- "About 80 percent of the apps tested implemented weak encryption algorithms or the incorrect implementation of a strong cipher, allowing adversaries to decrypt sensitive data and manipulate or steal it as needed."
- "About 70 percent of the apps use an insecure random-number generator, a security measure that relies on random values to restrict access to a sensitive resource, making the values easily guessed and hackable."
In terms of the mobile apps she examined, Knight said many procedures were simply sloppy. Cyberthieves love sloppy. "Everything in the app was being logged and it had some very verbose logging.
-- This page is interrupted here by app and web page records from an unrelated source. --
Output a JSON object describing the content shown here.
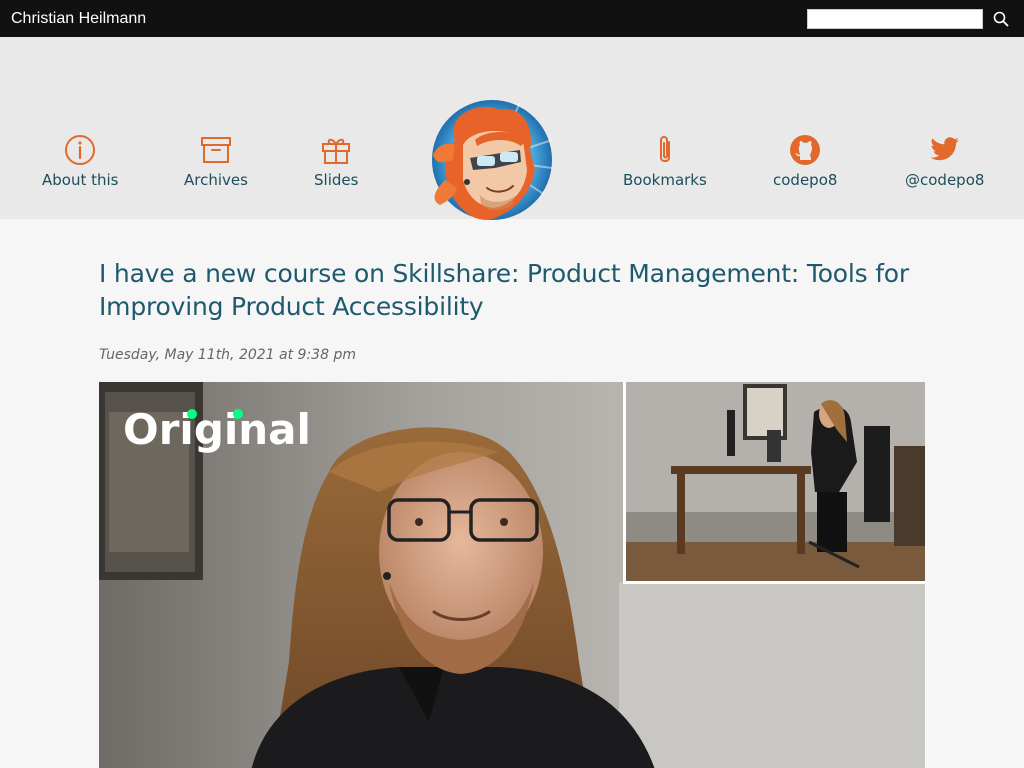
{
  "topbar": {
    "site_name": "Christian Heilmann",
    "search_value": ""
  },
  "nav": {
    "left": [
      {
        "label": "About this",
        "icon": "info-circle-icon"
      },
      {
        "label": "Archives",
        "icon": "archive-box-icon"
      },
      {
        "label": "Slides",
        "icon": "gift-icon"
      }
    ],
    "right": [
      {
        "label": "Bookmarks",
        "icon": "paperclip-icon"
      },
      {
        "label": "codepo8",
        "icon": "github-icon"
      },
      {
        "label": "@codepo8",
        "icon": "twitter-icon"
      }
    ]
  },
  "post": {
    "title": "I have a new course on Skillshare: Product Management: Tools for Improving Product Accessibility",
    "date": "Tuesday, May 11th, 2021 at 9:38 pm"
  },
  "hero": {
    "badge_text": "Original"
  },
  "colors": {
    "accent": "#e2692c",
    "link": "#1e5a6d",
    "topbar": "#111111",
    "header_bg": "#e9e9e9"
  }
}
A gratuitous amount," Knight said in a Computerworld interview. "A lot wasn't being done in sandboxes and was stored directly on the mobile device."
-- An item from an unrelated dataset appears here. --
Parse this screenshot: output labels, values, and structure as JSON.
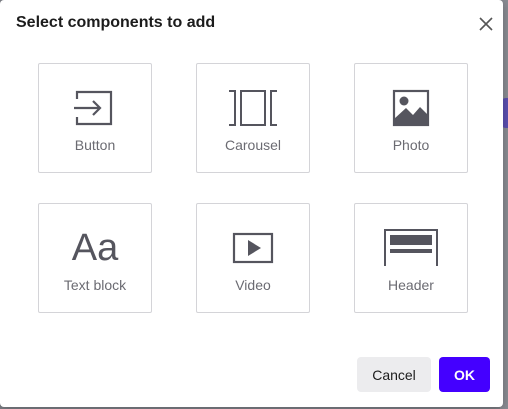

Aaron Lint is the chief scientist and research vice president for Arxan, which underwrote the Aite research. "It’s no secret that the finance industry is a hot target because the payload is cold, hard cash," Lint said. "Virtually none of the apps tested in this research had app security measures in place that could even detect an app was being reverse-engineered, let alone actively defend against any malicious activity originating from code level tampering."
Lint referred to the API leakage as "a blueprint of how to deal with the app."
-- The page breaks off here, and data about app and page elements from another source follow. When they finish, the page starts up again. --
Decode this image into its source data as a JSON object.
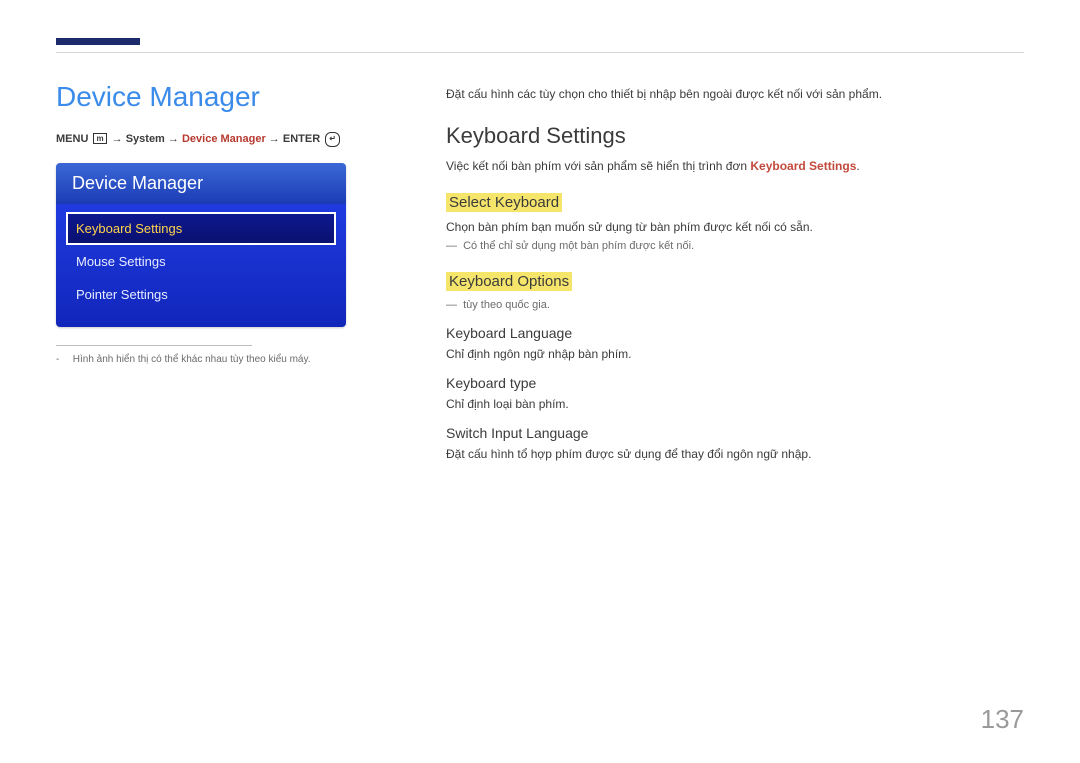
{
  "page_number": "137",
  "left": {
    "section_title": "Device Manager",
    "breadcrumb": {
      "menu": "MENU",
      "arrow": "→",
      "system": "System",
      "device_manager": "Device Manager",
      "enter": "ENTER"
    },
    "menu": {
      "title": "Device Manager",
      "items": [
        {
          "label": "Keyboard Settings",
          "selected": true
        },
        {
          "label": "Mouse Settings",
          "selected": false
        },
        {
          "label": "Pointer Settings",
          "selected": false
        }
      ]
    },
    "footnote_dash": "-",
    "footnote_text": "Hình ảnh hiển thị có thể khác nhau tùy theo kiểu máy."
  },
  "right": {
    "intro": "Đặt cấu hình các tùy chọn cho thiết bị nhập bên ngoài được kết nối với sản phẩm.",
    "h2": "Keyboard Settings",
    "p1_prefix": "Việc kết nối bàn phím với sản phẩm sẽ hiển thị trình đơn ",
    "p1_hl": "Keyboard Settings",
    "p1_suffix": ".",
    "select_keyboard": {
      "title": "Select Keyboard",
      "para": "Chọn bàn phím bạn muốn sử dụng từ bàn phím được kết nối có sẵn.",
      "note_dash": "―",
      "note": "Có thể chỉ sử dụng một bàn phím được kết nối."
    },
    "keyboard_options": {
      "title": "Keyboard Options",
      "note_dash": "―",
      "note": "tùy theo quốc gia.",
      "items": [
        {
          "title": "Keyboard Language",
          "desc": "Chỉ định ngôn ngữ nhập bàn phím."
        },
        {
          "title": "Keyboard type",
          "desc": "Chỉ định loại bàn phím."
        },
        {
          "title": "Switch Input Language",
          "desc": "Đặt cấu hình tổ hợp phím được sử dụng để thay đổi ngôn ngữ nhập."
        }
      ]
    }
  }
}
The Security Usability Challenge
Making the API keys so easy to find is certainly a courtesy that will be much appreciated in the dark web, although likely less so by the financial institution's customers. That said, those customers will be unable to do anything about this — such as switching banks — because Aite declined to identify which companies they looked at.
They did email Computerworld some descriptions of the companies profiled — there were 30 companies examined in eight categories: retail banking apps (four companies examined); credit card issuers (3); mobile payment apps (3); healthcare savings accounts apps (3); retail brokerage accounts (5); health insurers (4); auto insurance (4); and crypto-currency companies (4). Aite also released how many were publicly-traded (most were) and gave a hint about company-size by saying how many employees each company had (that number ranged from 250,000 employees for one of the retail banking app companies to 50 employees for one of the crypto-currency companies.
Even more troubling, Aite said, it chose to not tell any of the companies examined that it found major security holes on their sites. This is regrettable, but understandable. It's a fear — ranging from litigation to being blackballed in the industry — that pen testers have these days about examining sites or apps without the company's permission. Given that Aite has to work with these companies, it makes sense that it wouldn't want to flag these companies that they have issues.
In a Utopian world, companies would be ecstatic to be informed about issues on their site/app before cyberthieves found them, but that's not how the world works, especially in the U.S. Hint to FI companies: Hire a pen tester today to check out your site and apps. Some of you have massive issues.